A Policy Disconnect Could be Impacting Your Pregnancy

If the University of Alberta was able to show that working with a pair of blue gloves meant there was a 38% greater chance of death, how long do you think it would take before blue gloves were banned? I'm thinking not very long.

According to a recent article published by Canadian Occupational Safety Magazine on August 1, 2019, they have done just that - sort of.

Increased Risk

Researchers from the University of Alberta studied 62 independent studies from 33 countries and found that longer work hours (greater than 40 hours per week) "was associated with a 38% higher chance of miscarriage." They also determined that pregnant women working a fixed night shift had "23% higher odds of having a miscarriage than pregnant women working a fixed day shift."

Without an avenue for continued income, limiting the number of hours of work per week to below the 40 hour threshold noted in the U of A study is likely not a realistic option for many women.

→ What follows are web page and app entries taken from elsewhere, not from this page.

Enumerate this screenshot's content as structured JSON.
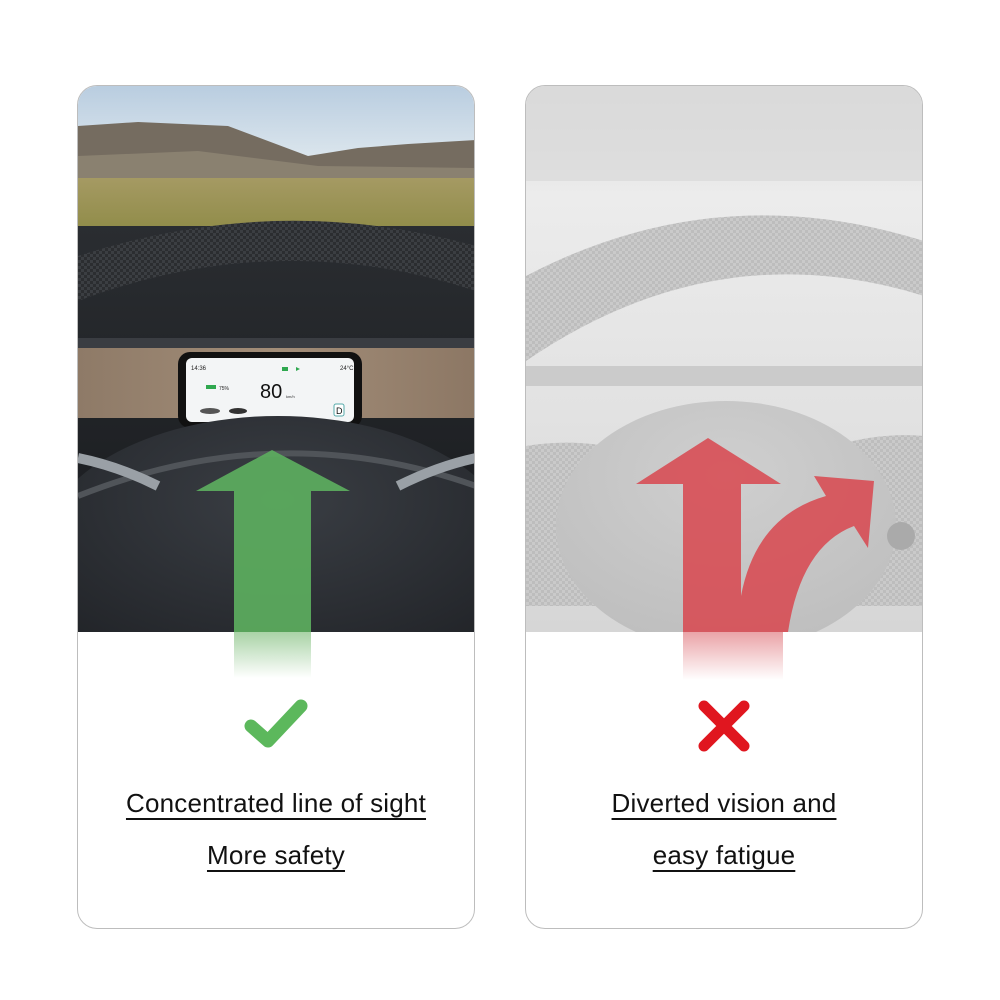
{
  "cards": [
    {
      "id": "good",
      "scene": "landscape-with-dashboard-display",
      "arrow_color": "#5cae5e",
      "mark_icon": "check-icon",
      "mark_color": "#5cb85c",
      "caption_line1": "Concentrated line of sight",
      "caption_line2": "More safety",
      "display": {
        "time": "14:36",
        "temperature": "24°C",
        "battery": "75%",
        "speed": "80",
        "speed_unit": "km/h",
        "gear": "D"
      }
    },
    {
      "id": "bad",
      "scene": "faded-steering-wheel",
      "arrow_color": "#d9474f",
      "mark_icon": "cross-icon",
      "mark_color": "#e0161f",
      "caption_line1": "Diverted vision and",
      "caption_line2": "easy fatigue"
    }
  ]
}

Neither is pre-delivery maternity leave under the current maternity leave program in Canada which only pays about 55% of a women's average weekly earnings up to a maximum of $562 (2019 evaluation).

Canada's System

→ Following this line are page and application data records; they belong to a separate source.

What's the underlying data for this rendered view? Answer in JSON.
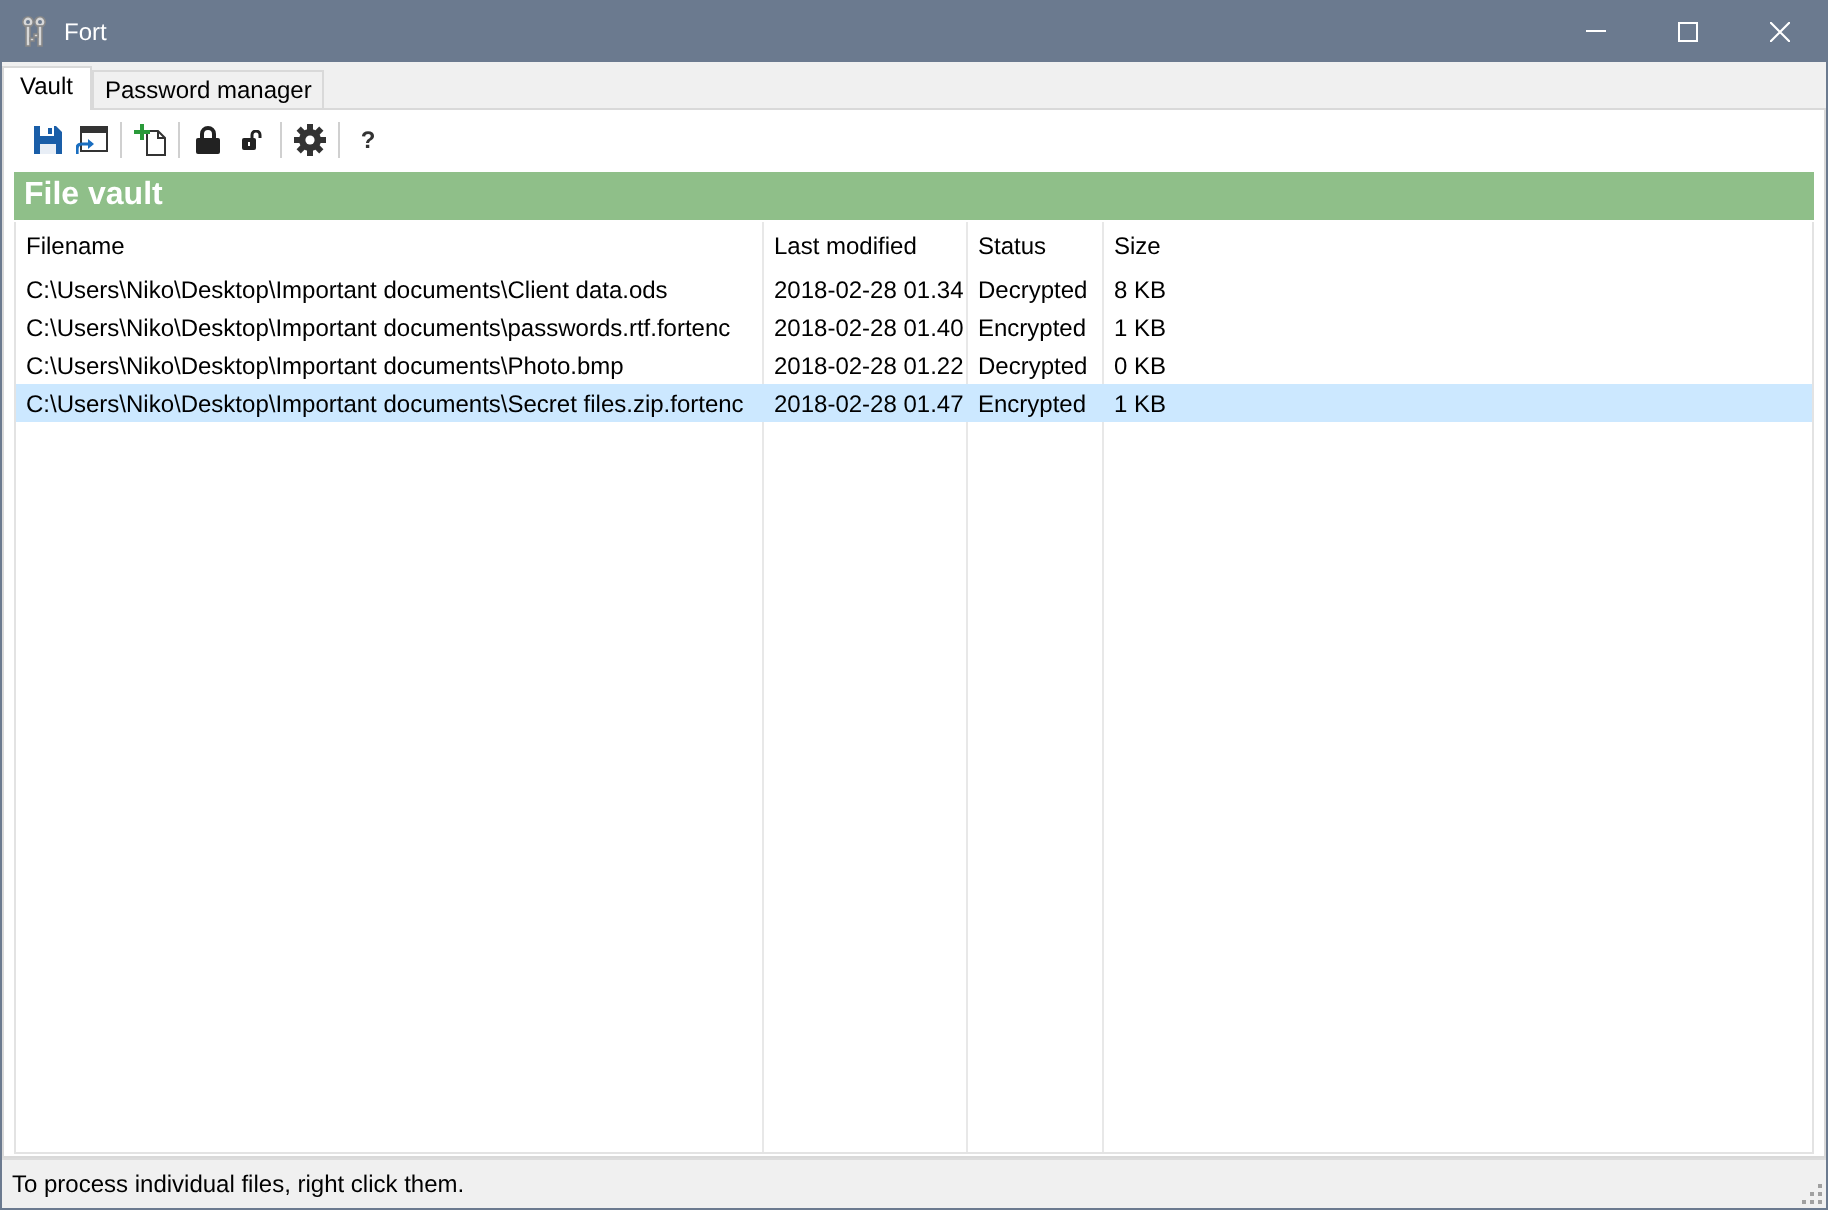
{
  "window": {
    "title": "Fort"
  },
  "tabs": [
    {
      "label": "Vault",
      "selected": true
    },
    {
      "label": "Password manager",
      "selected": false
    }
  ],
  "toolbar": {
    "help_button": "?"
  },
  "panel": {
    "title": "File vault"
  },
  "table": {
    "columns": [
      "Filename",
      "Last modified",
      "Status",
      "Size"
    ],
    "rows": [
      {
        "cells": [
          "C:\\Users\\Niko\\Desktop\\Important documents\\Client data.ods",
          "2018-02-28 01.34",
          "Decrypted",
          "8 KB"
        ],
        "selected": false
      },
      {
        "cells": [
          "C:\\Users\\Niko\\Desktop\\Important documents\\passwords.rtf.fortenc",
          "2018-02-28 01.40",
          "Encrypted",
          "1 KB"
        ],
        "selected": false
      },
      {
        "cells": [
          "C:\\Users\\Niko\\Desktop\\Important documents\\Photo.bmp",
          "2018-02-28 01.22",
          "Decrypted",
          "0 KB"
        ],
        "selected": false
      },
      {
        "cells": [
          "C:\\Users\\Niko\\Desktop\\Important documents\\Secret files.zip.fortenc",
          "2018-02-28 01.47",
          "Encrypted",
          "1 KB"
        ],
        "selected": true
      }
    ]
  },
  "status_bar": "To process individual files, right click them."
}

Maternity leave in Canada is 15 weeks. There is an option to take the leave prior to having the baby however all maternity benefits must end within 17 weeks of birth so using up vacation time or other company sponsored program that gives full pay may not be beneficial in the long run (i.e. at the 17 week mark all income would cease). When maternity leave is over, parental leave kicks in. Parental leave could be 35 or 61 more weeks, depending on what option is applied for.

61 weeks?! That's right, in 2017 the Government of Canada extended the program to allow for a 18 month total leave option. But here's the kicker, the total benefits don't increase, all you are doing is taking the same amount of funds which would have granted over a 12 month period and spreading them out over 18 months (Source - Today's Parent). Think school teachers - they have an annual salary based on 10 months of work with a little bit of their pay held back each pay period. The held back funds are then "paid" to them over the summer holidays.


So what is a discussion on maternity/parental leave doing on a site that writes about operational excellence? Operational Integrity is when the systems, process, and practices of the workforce align so that the business is able to do what they say they will do. Assuming that the Government of Canada has implemented maternity/parental leave because of the benefits it will provide to all those involved, then their systems, process, and practices of the population do not align - pregnant woman are still working greater than 40 hour weeks despite the fact that the University of Alberta has determined longer work hours are associated with a 38% increase in miscarriages. Why are they doing this? Surely it is not because they all love their jobs so much that they are willing to take such a risk. Instead we have a classic example of a system that despite what it was intended to accomplish has forced people to act in a different way - 55% of your regular bi-weekly income is not sufficient for most people let alone those who are preparing for the extra expense of raising a child. The very system that is designed to provide a mechanism for mothers (and fathers) to remain home is structured in such a way that prevents its success.

If your business is still seeing incidents, reduced production, or other outcomes that a process has been instituted to handle, it might be time to take an in depth look at what the details of the process are forcing your workforce to do. Chances are you will fine a misalignment that needs to be corrected.